INFORMATION SHOWN START
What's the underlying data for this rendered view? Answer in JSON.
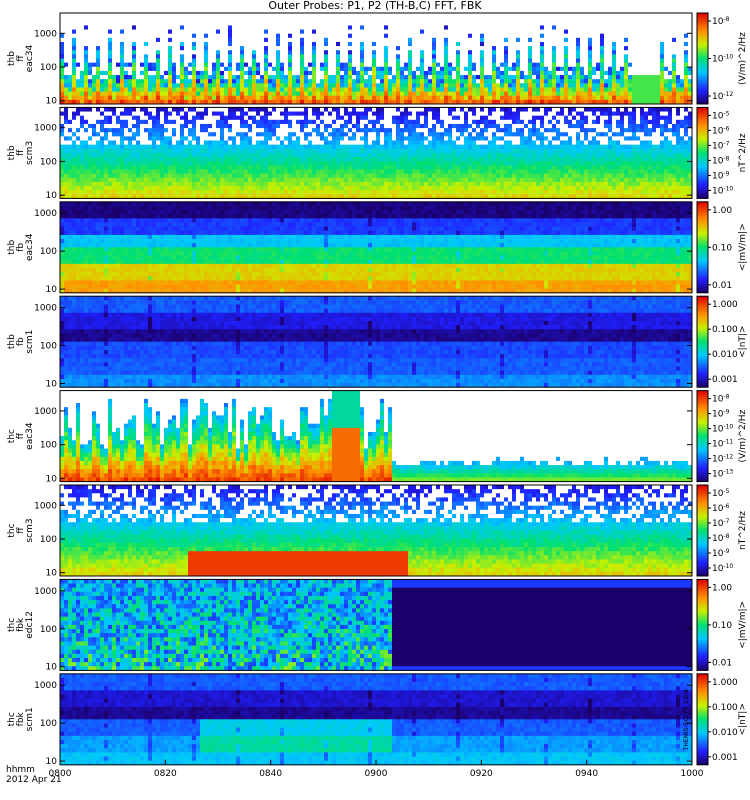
{
  "title": "Outer Probes: P1, P2 (TH-B,C) FFT, FBK",
  "time_axis": {
    "label_line1": "hhmm",
    "label_line2": "2012 Apr 21",
    "ticks": [
      "0800",
      "0820",
      "0840",
      "0900",
      "0920",
      "0940",
      "1000"
    ]
  },
  "footer_note": "THEMIS-SCI PT 1.0.4",
  "chart_data": {
    "type": "heatmap",
    "x_range_hhmm": [
      "0800",
      "1000"
    ],
    "panels": [
      {
        "id": "thb_ff_eac34",
        "label": [
          "thb",
          "ff",
          "eac34"
        ],
        "y_ticks": [
          "1000",
          "100",
          "10"
        ],
        "y_log_range": [
          8,
          4000
        ],
        "colorbar_ticks": [
          "10^-8",
          "10^-10",
          "10^-12"
        ],
        "colorbar_label": "(V/m)^2/Hz",
        "pattern": "bursts",
        "base_level": 0.15,
        "level_gradient": 0.1,
        "burst_cols": 60,
        "gap": [
          0.905,
          0.945
        ],
        "seed": 11
      },
      {
        "id": "thb_ff_scm3",
        "label": [
          "thb",
          "ff",
          "scm3"
        ],
        "y_ticks": [
          "1000",
          "100",
          "10"
        ],
        "y_log_range": [
          8,
          4000
        ],
        "colorbar_ticks": [
          "10^-5",
          "10^-6",
          "10^-7",
          "10^-8",
          "10^-9",
          "10^-10"
        ],
        "colorbar_label": "nT^2/Hz",
        "pattern": "gradient_speckle",
        "base_level": 0.1,
        "level_gradient": 0.62,
        "seed": 12
      },
      {
        "id": "thb_fb_eac34",
        "label": [
          "thb",
          "fb",
          "eac34"
        ],
        "y_ticks": [
          "1000",
          "100",
          "10"
        ],
        "y_log_range": [
          8,
          2000
        ],
        "colorbar_ticks": [
          "1.00",
          "0.10",
          "0.01"
        ],
        "colorbar_label": "<|mV/m|>",
        "pattern": "bands",
        "bands": [
          0.02,
          0.18,
          0.35,
          0.5,
          0.7,
          0.78
        ],
        "seed": 13
      },
      {
        "id": "thb_fb_scm1",
        "label": [
          "thb",
          "fb",
          "scm1"
        ],
        "y_ticks": [
          "1000",
          "100",
          "10"
        ],
        "y_log_range": [
          8,
          2000
        ],
        "colorbar_ticks": [
          "1.000",
          "0.100",
          "0.010",
          "0.001"
        ],
        "colorbar_label": "<|nT|>",
        "pattern": "bands",
        "bands": [
          0.22,
          0.12,
          0.04,
          0.2,
          0.22,
          0.28
        ],
        "seed": 14
      },
      {
        "id": "thc_ff_eac34",
        "label": [
          "thc",
          "ff",
          "eac34"
        ],
        "y_ticks": [
          "1000",
          "100",
          "10"
        ],
        "y_log_range": [
          8,
          4000
        ],
        "colorbar_ticks": [
          "10^-8",
          "10^-9",
          "10^-10",
          "10^-11",
          "10^-12",
          "10^-13"
        ],
        "colorbar_label": "(V/m)^2/Hz",
        "pattern": "storm",
        "active_until": 0.52,
        "seed": 15
      },
      {
        "id": "thc_ff_scm3",
        "label": [
          "thc",
          "ff",
          "scm3"
        ],
        "y_ticks": [
          "1000",
          "100",
          "10"
        ],
        "y_log_range": [
          8,
          4000
        ],
        "colorbar_ticks": [
          "10^-5",
          "10^-6",
          "10^-7",
          "10^-8",
          "10^-9",
          "10^-10"
        ],
        "colorbar_label": "nT^2/Hz",
        "pattern": "gradient_speckle",
        "base_level": 0.12,
        "level_gradient": 0.6,
        "hot_region": [
          0.2,
          0.55
        ],
        "seed": 16
      },
      {
        "id": "thc_fb_edc12",
        "label": [
          "thc",
          "fbk",
          "edc12"
        ],
        "y_ticks": [
          "1000",
          "100",
          "10"
        ],
        "y_log_range": [
          8,
          2000
        ],
        "colorbar_ticks": [
          "1.00",
          "0.10",
          "0.01"
        ],
        "colorbar_label": "<|mV/m|>",
        "pattern": "active_then_quiet",
        "active_until": 0.52,
        "seed": 17
      },
      {
        "id": "thc_fb_scm1",
        "label": [
          "thc",
          "fbk",
          "scm1"
        ],
        "y_ticks": [
          "1000",
          "100",
          "10"
        ],
        "y_log_range": [
          8,
          2000
        ],
        "colorbar_ticks": [
          "1.000",
          "0.100",
          "0.010",
          "0.001"
        ],
        "colorbar_label": "<|nT|>",
        "pattern": "bands",
        "bands": [
          0.22,
          0.1,
          0.04,
          0.22,
          0.3,
          0.35
        ],
        "hot_region": [
          0.22,
          0.52
        ],
        "seed": 18
      }
    ]
  }
}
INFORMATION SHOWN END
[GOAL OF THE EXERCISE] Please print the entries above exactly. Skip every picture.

[ANSWER SECTION]
What's the underlying data for this rendered view? Answer in JSON.
{
  "title": "Outer Probes: P1, P2 (TH-B,C) FFT, FBK",
  "time_axis": {
    "label_line1": "hhmm",
    "label_line2": "2012 Apr 21",
    "ticks": [
      "0800",
      "0820",
      "0840",
      "0900",
      "0920",
      "0940",
      "1000"
    ]
  },
  "footer_note": "THEMIS-SCI PT 1.0.4",
  "chart_data": {
    "type": "heatmap",
    "x_range_hhmm": [
      "0800",
      "1000"
    ],
    "panels": [
      {
        "id": "thb_ff_eac34",
        "label": [
          "thb",
          "ff",
          "eac34"
        ],
        "y_ticks": [
          "1000",
          "100",
          "10"
        ],
        "y_log_range": [
          8,
          4000
        ],
        "colorbar_ticks": [
          "10^-8",
          "10^-10",
          "10^-12"
        ],
        "colorbar_label": "(V/m)^2/Hz",
        "pattern": "bursts",
        "base_level": 0.15,
        "level_gradient": 0.1,
        "burst_cols": 60,
        "gap": [
          0.905,
          0.945
        ],
        "seed": 11
      },
      {
        "id": "thb_ff_scm3",
        "label": [
          "thb",
          "ff",
          "scm3"
        ],
        "y_ticks": [
          "1000",
          "100",
          "10"
        ],
        "y_log_range": [
          8,
          4000
        ],
        "colorbar_ticks": [
          "10^-5",
          "10^-6",
          "10^-7",
          "10^-8",
          "10^-9",
          "10^-10"
        ],
        "colorbar_label": "nT^2/Hz",
        "pattern": "gradient_speckle",
        "base_level": 0.1,
        "level_gradient": 0.62,
        "seed": 12
      },
      {
        "id": "thb_fb_eac34",
        "label": [
          "thb",
          "fb",
          "eac34"
        ],
        "y_ticks": [
          "1000",
          "100",
          "10"
        ],
        "y_log_range": [
          8,
          2000
        ],
        "colorbar_ticks": [
          "1.00",
          "0.10",
          "0.01"
        ],
        "colorbar_label": "<|mV/m|>",
        "pattern": "bands",
        "bands": [
          0.02,
          0.18,
          0.35,
          0.5,
          0.7,
          0.78
        ],
        "seed": 13
      },
      {
        "id": "thb_fb_scm1",
        "label": [
          "thb",
          "fb",
          "scm1"
        ],
        "y_ticks": [
          "1000",
          "100",
          "10"
        ],
        "y_log_range": [
          8,
          2000
        ],
        "colorbar_ticks": [
          "1.000",
          "0.100",
          "0.010",
          "0.001"
        ],
        "colorbar_label": "<|nT|>",
        "pattern": "bands",
        "bands": [
          0.22,
          0.12,
          0.04,
          0.2,
          0.22,
          0.28
        ],
        "seed": 14
      },
      {
        "id": "thc_ff_eac34",
        "label": [
          "thc",
          "ff",
          "eac34"
        ],
        "y_ticks": [
          "1000",
          "100",
          "10"
        ],
        "y_log_range": [
          8,
          4000
        ],
        "colorbar_ticks": [
          "10^-8",
          "10^-9",
          "10^-10",
          "10^-11",
          "10^-12",
          "10^-13"
        ],
        "colorbar_label": "(V/m)^2/Hz",
        "pattern": "storm",
        "active_until": 0.52,
        "seed": 15
      },
      {
        "id": "thc_ff_scm3",
        "label": [
          "thc",
          "ff",
          "scm3"
        ],
        "y_ticks": [
          "1000",
          "100",
          "10"
        ],
        "y_log_range": [
          8,
          4000
        ],
        "colorbar_ticks": [
          "10^-5",
          "10^-6",
          "10^-7",
          "10^-8",
          "10^-9",
          "10^-10"
        ],
        "colorbar_label": "nT^2/Hz",
        "pattern": "gradient_speckle",
        "base_level": 0.12,
        "level_gradient": 0.6,
        "hot_region": [
          0.2,
          0.55
        ],
        "seed": 16
      },
      {
        "id": "thc_fb_edc12",
        "label": [
          "thc",
          "fbk",
          "edc12"
        ],
        "y_ticks": [
          "1000",
          "100",
          "10"
        ],
        "y_log_range": [
          8,
          2000
        ],
        "colorbar_ticks": [
          "1.00",
          "0.10",
          "0.01"
        ],
        "colorbar_label": "<|mV/m|>",
        "pattern": "active_then_quiet",
        "active_until": 0.52,
        "seed": 17
      },
      {
        "id": "thc_fb_scm1",
        "label": [
          "thc",
          "fbk",
          "scm1"
        ],
        "y_ticks": [
          "1000",
          "100",
          "10"
        ],
        "y_log_range": [
          8,
          2000
        ],
        "colorbar_ticks": [
          "1.000",
          "0.100",
          "0.010",
          "0.001"
        ],
        "colorbar_label": "<|nT|>",
        "pattern": "bands",
        "bands": [
          0.22,
          0.1,
          0.04,
          0.22,
          0.3,
          0.35
        ],
        "hot_region": [
          0.22,
          0.52
        ],
        "seed": 18
      }
    ]
  }
}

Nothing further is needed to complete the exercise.